The early internet era was an exciting, if chaotic time.
Around the turn of the millennium, Google was already a major force as a search engine, even if it didn’t hold the de facto ‘King of Search Engines’ title which it does now.
Search engine optimisation was in full swing, but some of the methods being used to bump up Google rankings were very different from those used in the modern day.
You might remember the ‘keyword stuffing’ which used to take place in an effort to make a page rank for a specific search term.
And when it came to link building, the techniques used would undoubtedly be viewed as questionable today.
Among the ‘blackhat’ strategies was acquiring a large number of cheap domains, and then using them exclusively for the ‘plastering’ of links, in order to improve the SEO of a certain website.
Other methods were spamming your link on every forum you could find and anywhere else for that matter. The more links the better was the general idea.
In today’s search conditions, those kinds of blackhat techniques simply don’t cut it and will most likely get your site penalised or even removed from googles rankings all together!
The Google algorithm has become more sophisticated, and just as it has learned to decipher quality content from copy which exists purely for SEO, the search engine now places a higher value on links which are ‘organic’, appearing on trusted platforms.
From black to whitehat
In many ways, the maturing of the Google algorithm has provided a reason for many SEO experts to ‘play fair’, sculpting quality content to be placed on well-respected media platforms and social media networks.
One of these whitehat techniques is backlinking but not as you used to know it – so how does it work, and what does it offer?
What is backlinking?
Backlinking is the placing of URLs which direct web users back to a certain website from respected, trusted and well-read platforms, with the effect of boosting that site’s SEO. Magazine and newspaper online platforms, social media networks, and consumer websites can all be preferred targets for backlinks.
Rather than using any underhand techniques, the skilled backlinker should today rely on creating quality, shareable content and targeting it at the right people.
That doesn’t mean writing a great article and then spamming inboxes asking for links. We have moved passed this as well. Yes, reciprocal links can at times be useful but Google is much more sophisticated these days and will soon cotton on that you have just swapped links or asked a load of people to add your link to their site.
Ideally gaining backlinks today should be all about the content you shouldn’t have any involvement in gaining a backlink at all. In other words, you need to write awesome content that people want to share and reference in articles.
Backlinks needn’t just be there for the purposes of SEO. They can also provide useful links for a reader or viewer, which provides them more information or directs them to a related content item on a certain subject.

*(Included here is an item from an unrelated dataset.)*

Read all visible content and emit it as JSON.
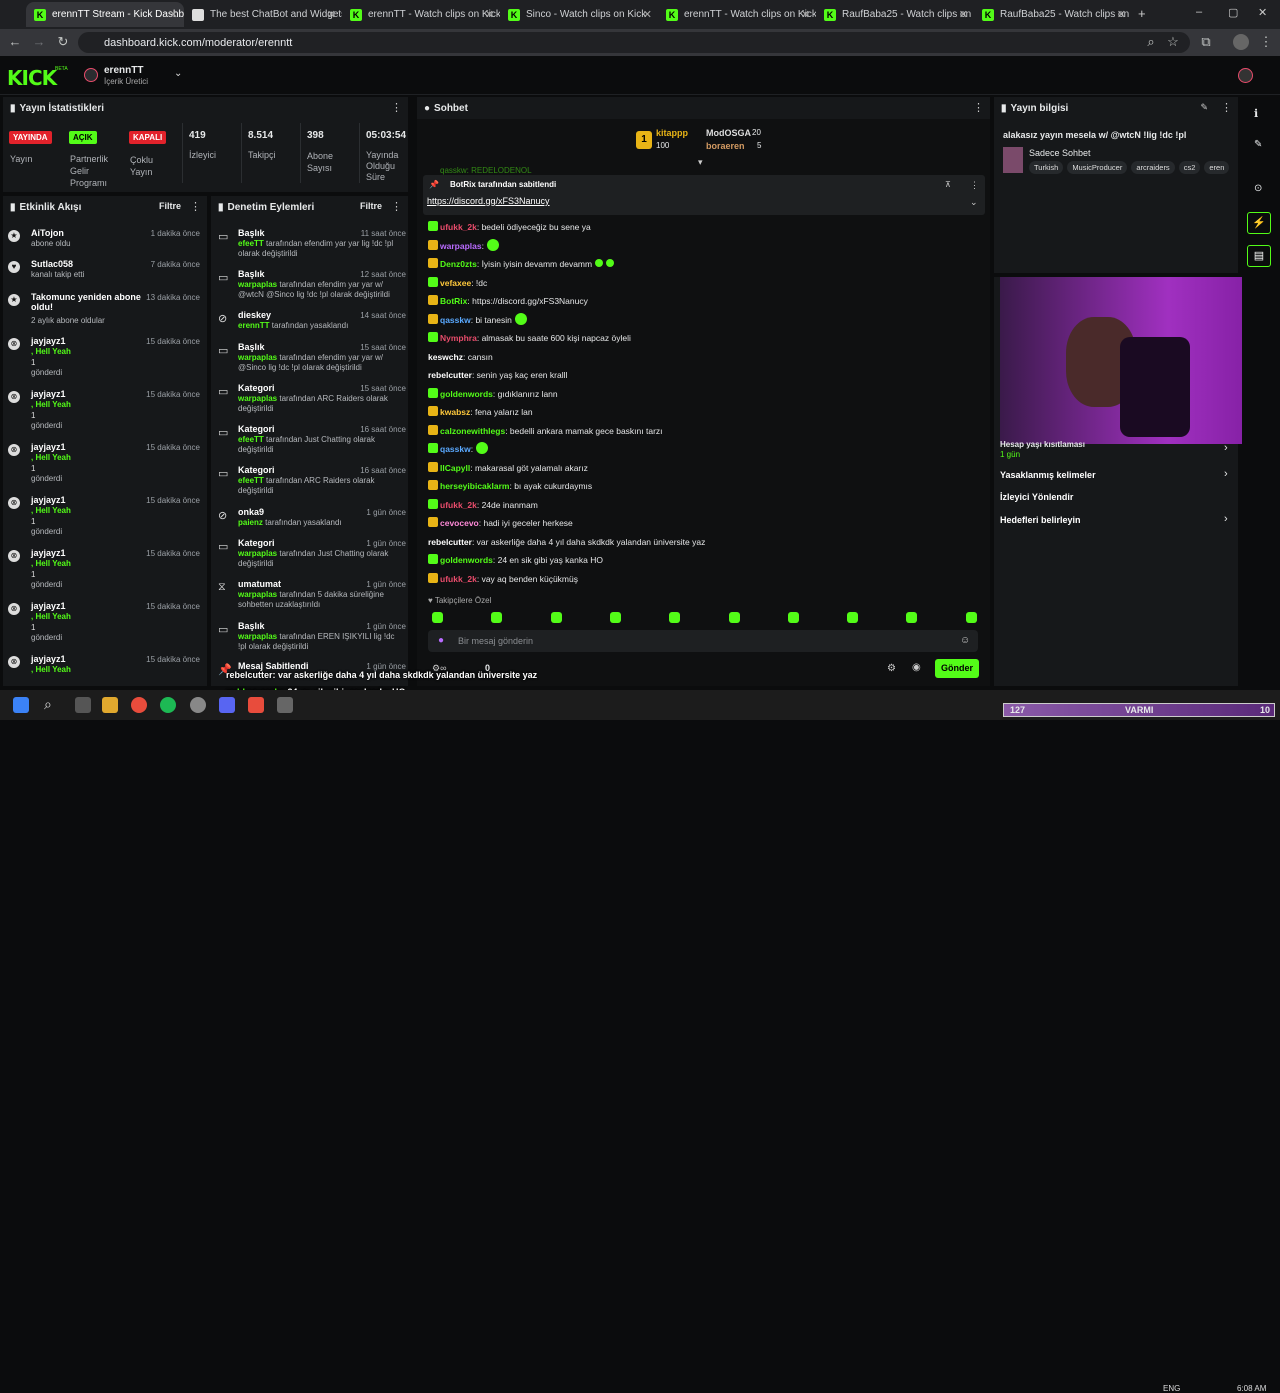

The benefits of backlinking
Google views backlinks as a good indicator of a site’s value, meaning that building your number of backlinks can offer the opportunity to improve Google rankings.

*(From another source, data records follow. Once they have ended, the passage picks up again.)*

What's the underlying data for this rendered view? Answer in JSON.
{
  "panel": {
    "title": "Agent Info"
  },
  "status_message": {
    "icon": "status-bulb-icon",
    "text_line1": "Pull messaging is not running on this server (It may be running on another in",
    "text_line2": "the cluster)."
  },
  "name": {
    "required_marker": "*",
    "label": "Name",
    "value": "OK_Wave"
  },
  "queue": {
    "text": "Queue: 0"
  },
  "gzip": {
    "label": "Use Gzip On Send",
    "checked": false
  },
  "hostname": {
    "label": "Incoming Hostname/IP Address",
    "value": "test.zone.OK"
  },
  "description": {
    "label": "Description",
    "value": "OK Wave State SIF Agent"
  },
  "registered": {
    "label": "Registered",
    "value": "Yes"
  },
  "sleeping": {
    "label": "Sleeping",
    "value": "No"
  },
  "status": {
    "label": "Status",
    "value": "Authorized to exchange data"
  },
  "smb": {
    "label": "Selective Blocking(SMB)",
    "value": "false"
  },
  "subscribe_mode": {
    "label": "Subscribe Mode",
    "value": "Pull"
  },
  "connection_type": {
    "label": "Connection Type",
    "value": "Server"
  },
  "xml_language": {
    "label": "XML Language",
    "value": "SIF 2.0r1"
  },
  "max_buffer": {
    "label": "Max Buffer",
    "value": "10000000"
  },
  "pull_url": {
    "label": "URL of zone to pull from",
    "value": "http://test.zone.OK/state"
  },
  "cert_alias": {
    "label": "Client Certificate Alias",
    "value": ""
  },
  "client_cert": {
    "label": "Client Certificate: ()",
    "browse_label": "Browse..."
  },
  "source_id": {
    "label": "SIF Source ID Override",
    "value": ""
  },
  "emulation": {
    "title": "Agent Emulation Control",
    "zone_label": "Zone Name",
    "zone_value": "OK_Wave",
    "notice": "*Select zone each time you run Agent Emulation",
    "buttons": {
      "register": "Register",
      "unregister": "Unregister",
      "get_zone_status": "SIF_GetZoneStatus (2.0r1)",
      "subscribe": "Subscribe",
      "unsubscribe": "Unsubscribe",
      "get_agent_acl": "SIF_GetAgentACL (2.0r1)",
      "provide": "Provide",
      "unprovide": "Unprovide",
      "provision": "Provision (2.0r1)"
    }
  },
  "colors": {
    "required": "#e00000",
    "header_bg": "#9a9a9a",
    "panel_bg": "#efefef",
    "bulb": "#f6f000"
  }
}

Backlinking does not involve tricking or fooling anybody, and it actually encourages the creation of interesting, entertaining or informative content for a particular audience – how can that be a bad thing?
A backlinking campaign can feed into SEO in other ways.
By directing more visitors to a site, footfall can be increased. And traffic to your site is another ranking factor. By gaining links, there is more chance of your content ‘going viral’, which can also lead to more visitors coming to your site.
And if you are looking for leads, directing more potential customers to your site can offer more exposure to your product or service, offering the possibility of increased conversions.
One important consideration when seeking to improve ranking with white hat link building is a contact list. You should endeavour to build contacts – from site admins to journalists – on the platforms you wish to target and to communicate with them appropriately.
This can be a delicate process which takes time, and involves more effort than simply ‘cold emailing’.
So that is the story of how link building turned from black to whitehat – seemingly to everyone’s advantage!
I hope you now have more of an understanding of the backlinking devil which scares many people. It’s not that it’s bad or that Google will penalise you, it’s about doing it differently and making sure your content is good enough to share and gain NATURAL backlinks, not ones you created, forced or begged for.